Black Mountain passes budget for 2017-18 fiscal year

Tax rate remains among lowest in Buncombe County

Fred McCormick

While North Carolina leaders crept toward adopting a $23 billion budget and Buncombe County approving its own $433 million budget June 20, Black Mountain on June 19 solidified its 2017-18 budget of just over $11 million.

Rachel Blattner leads an aqua-cise class at Black Mountain Pool in this 2015 photo.

The town budget emphasizes reducing debt, increasing the town's fund balance and investing in capital projects while maintaining the lowest tax rate among Buncombe County's six municipalities.

“This is a (tax) revaluation year, and in these years we’re required to publish a revenue-neutral rate,” town manager Matt Settlemyer said. “That rate for the town of Black Mountain this year 33.29 cents per $100 of valuation. We’ve looked at a rate of 33.25 cents per $100 of valuation for the upcoming year.”

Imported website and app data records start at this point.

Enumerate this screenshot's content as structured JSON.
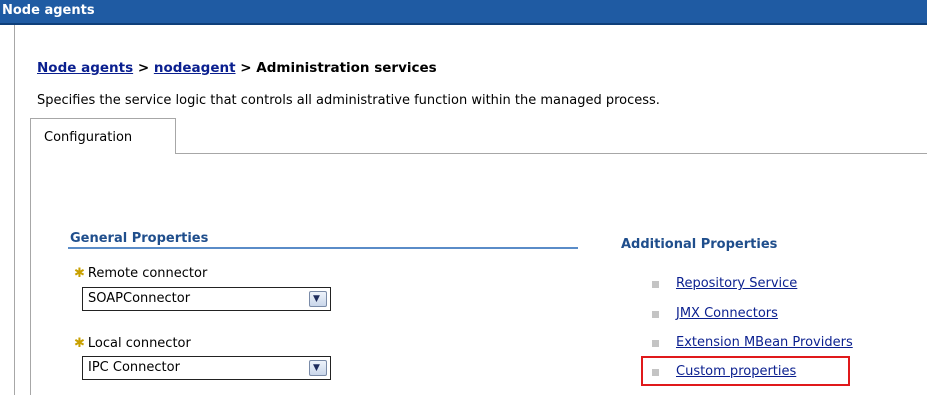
{
  "header": {
    "title": "Node agents"
  },
  "breadcrumb": {
    "link1": "Node agents",
    "link2": "nodeagent",
    "sep": " > ",
    "current": "Administration services"
  },
  "description": "Specifies the service logic that controls all administrative function within the managed process.",
  "tabs": [
    {
      "label": "Configuration"
    }
  ],
  "general_properties": {
    "title": "General Properties",
    "remote_connector": {
      "label": "Remote connector",
      "value": "SOAPConnector"
    },
    "local_connector": {
      "label": "Local connector",
      "value": "IPC Connector"
    }
  },
  "additional_properties": {
    "title": "Additional Properties",
    "links": [
      {
        "label": "Repository Service"
      },
      {
        "label": "JMX Connectors"
      },
      {
        "label": "Extension MBean Providers"
      },
      {
        "label": "Custom properties"
      }
    ]
  },
  "colors": {
    "header_bg": "#1f5ba3",
    "link": "#0a1f8f",
    "section_title": "#1f4e8c",
    "highlight": "#e0191b"
  },
  "icons": {
    "required": "asterisk-icon",
    "dropdown": "chevron-down-icon",
    "bullet": "square-bullet-icon"
  }
}
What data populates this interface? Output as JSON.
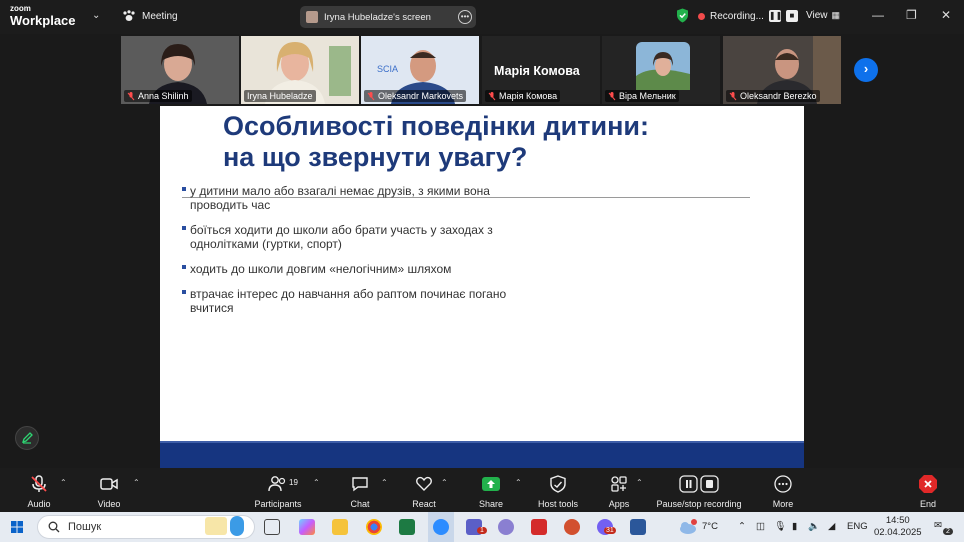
{
  "app": {
    "logo_top": "zoom",
    "logo_bottom": "Workplace",
    "meeting_label": "Meeting"
  },
  "screen_share": {
    "label": "Iryna Hubeladze's screen"
  },
  "recording": {
    "label": "Recording..."
  },
  "view": {
    "label": "View"
  },
  "participants": [
    {
      "name": "Anna Shilinh",
      "mic": "muted"
    },
    {
      "name": "Iryna Hubeladze",
      "mic": "on",
      "active": true
    },
    {
      "name": "Oleksandr Markovets",
      "mic": "muted"
    },
    {
      "name": "Марія Комова",
      "mic": "muted",
      "display_name": "Марія Комова"
    },
    {
      "name": "Віра Мельник",
      "mic": "muted"
    },
    {
      "name": "Oleksandr Berezko",
      "mic": "muted"
    }
  ],
  "slide": {
    "title_line1": "Особливості поведінки дитини:",
    "title_line2": "на що звернути увагу?",
    "bullets": [
      "у дитини мало або взагалі немає друзів, з якими вона проводить час",
      "боїться ходити до школи або брати участь у заходах з однолітками (гуртки, спорт)",
      "ходить до школи довгим «нелогічним» шляхом",
      "втрачає інтерес до навчання або раптом починає погано вчитися"
    ]
  },
  "toolbar": {
    "audio": "Audio",
    "video": "Video",
    "participants": "Participants",
    "participants_count": "19",
    "chat": "Chat",
    "react": "React",
    "share": "Share",
    "host_tools": "Host tools",
    "apps": "Apps",
    "pause_stop": "Pause/stop recording",
    "more": "More",
    "end": "End"
  },
  "taskbar": {
    "search_placeholder": "Пошук",
    "temperature": "7°C",
    "language": "ENG",
    "time": "14:50",
    "date": "02.04.2025",
    "notifications": "2",
    "teams_badge": "1",
    "viber_badge": "31"
  },
  "colors": {
    "accent": "#0e71eb",
    "slide_title": "#1e3a7a",
    "active_speaker": "#2ed573",
    "end": "#e02828"
  }
}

That rate, just below the published revenue-neutral rate, was approved by the board. The budget passed by the county included a property tax rate of 53.9 cents per $100 of valuation - lower than last year, but 2.6 cents above the revenue-neutral rate.

The city of Asheville adopted its $176 million budget June 13. Its budget included a tax rate of 42.89 cents per $100 of valuation, 3.5 cents above the published revenue-neutral rate.

Settlemyer noted that other towns in the county such as Weaverville and Biltmore Forest also set rates above the revenue-neutral mark. Montreat’s 41 cents per $100 of valuation, approved by its governing body June 20, is the same that it was a year ago.

“It is amazing that not only have we been the lowest with tax rates, but we’re going to continue being the lowest,” Black Mountain mayor Michael Sobol said during the town's budget hearing.

The $11,120,919 budget is 6.31 percent higher than last fiscal year's. The majority of the increase can be attributed to debt reduction and an increase in capital expenditures, according to Settlemyer.

The town will spend $591,269 on debt principal and interest in the 2017-18 fiscal year, with $222,000 of that going to paying off the Lakeview Pool in August. Paying the pool off early will save the town $25,000 in interest over the next seven years.

“From 2012 to 2018 our debt has been reduced from a little over $5 million to a little over $2.5 million,” Settlemyer told the board during the hearing. “So there’s been a 51 percent decrease over the last six years.”

A focus on decreasing the debt has allowed the town to increase its fund balance, or savings, to an estimated $4.8 million. The unassigned fund balance - that which can be used for anything - is just over $3 million.

“The trend is the fund balance has gone up and debt service has gone down,” Settlemyer said. “In 2012 we had 14 debt-related projects. With the approval of this budget we'll have four."

Total budget expenditures for the golf course in the coming fiscal year are slightly more than $630,000.

"We've reduced the golf course expenditures by 2.69 percent," Settlemyer said. "We also raised a handful of rates at the golf course in April in an attempt to continue to generate money."

Rainy days in April and May will likely cause the course the fall just short of paying for itself in the 2016-17 fiscal year.

The town anticipates spending money on four capital projects in the upcoming year - improvements to Veterans Park, the second phase of the Riverwalk Greenway, the Upper Swannanoa River Watershed Restoration Plan and the already completed Tomahawk Branch bank restoration, A total of $40,000 is set aside for improvements at Lake Tomahawk and the Lakeview Center for Active Aging.

Black Mountain water customers will see a 1 percent rate increase in the coming fiscal year. That would amount to an increase of 38 cents a month for households using 5,000 gallons of water in the monthly billing period.

"This board's done a great job reducing debt," Sobol said before the budget went up for a final vote. "(Alderman) Don (Collins) has done a great job leading the way on that."